Daters are provided meals and can order food to the pods, he said, and while the alcohol supply is ample (the fridge in the lounge is stocked with champagne, beer, wine and hard seltzer), everyone decides for themselves whether they want to drink. There are two psychologists on the set, he noted, and the show offers to cover postproduction therapy for participants.

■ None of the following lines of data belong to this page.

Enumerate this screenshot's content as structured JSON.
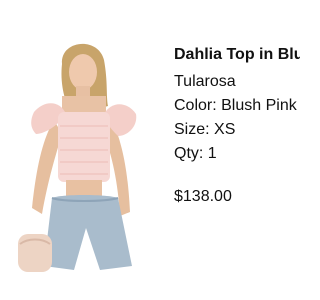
{
  "product": {
    "title": "Dahlia Top in Blush Pink",
    "brand": "Tularosa",
    "color_line": "Color: Blush Pink",
    "size_line": "Size: XS",
    "qty_line": "Qty: 1",
    "price": "$138.00",
    "image_alt": "model wearing blush pink ruffle crop top and denim shorts"
  },
  "colors": {
    "blush": "#f6d8d4",
    "denim": "#a9bccc",
    "skin": "#e9c6aa",
    "hair": "#c8a46a"
  }
}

Although the producers say they don’t interfere in relationships, Coelen, who is 54 and has been married for 16 years, said that they do suggest that the couples talk about important subjects like finances, parenting and religion, comparing the producers’ level of influence to Pre-Cana, a course for couples preparing to be married by the Roman Catholic Church. For instance, in Season 1, production team members encouraged one participant, Amber Pike, to tell her fiancé, Matt Barnett, that she had about $20,000 in student debt. The conversation did not go particularly well, but the pair got married anyway.
“We really get invested in these relationships,” said Simpson, 45, who has been married for six years.
Coelen has tried to sell similarly gimmicky dating shows before. In 2017, his production company released an American version of a show called “Kiss Bang Love” in which singles met each other by kissing blindfolded. In “The Spouse House,” 14 singles bent on marriage moved in together. Both shows lasted only one season.
With “Love Is Blind,” the numbers are starting to add up.From the first three seasons of the show, 17 couples came out of the pods engaged, six got legally married on the show, and four are still together.
In an interview last month, Brett Brown, a design director at Nike whose marital fate will be unveiled Friday, said it is those early successes that keep viewers watching, curious to find out if this bizarre dating formula can spit out happy couples.
Brown acknowledged that some participants might exaggerate their feelings in exchange for the global attention that comes with being a reality TV star.
But not him.
“I can only speak from my experience,” he said, “and I know that I was there for the right reason.”
Susan Beachy contributed research.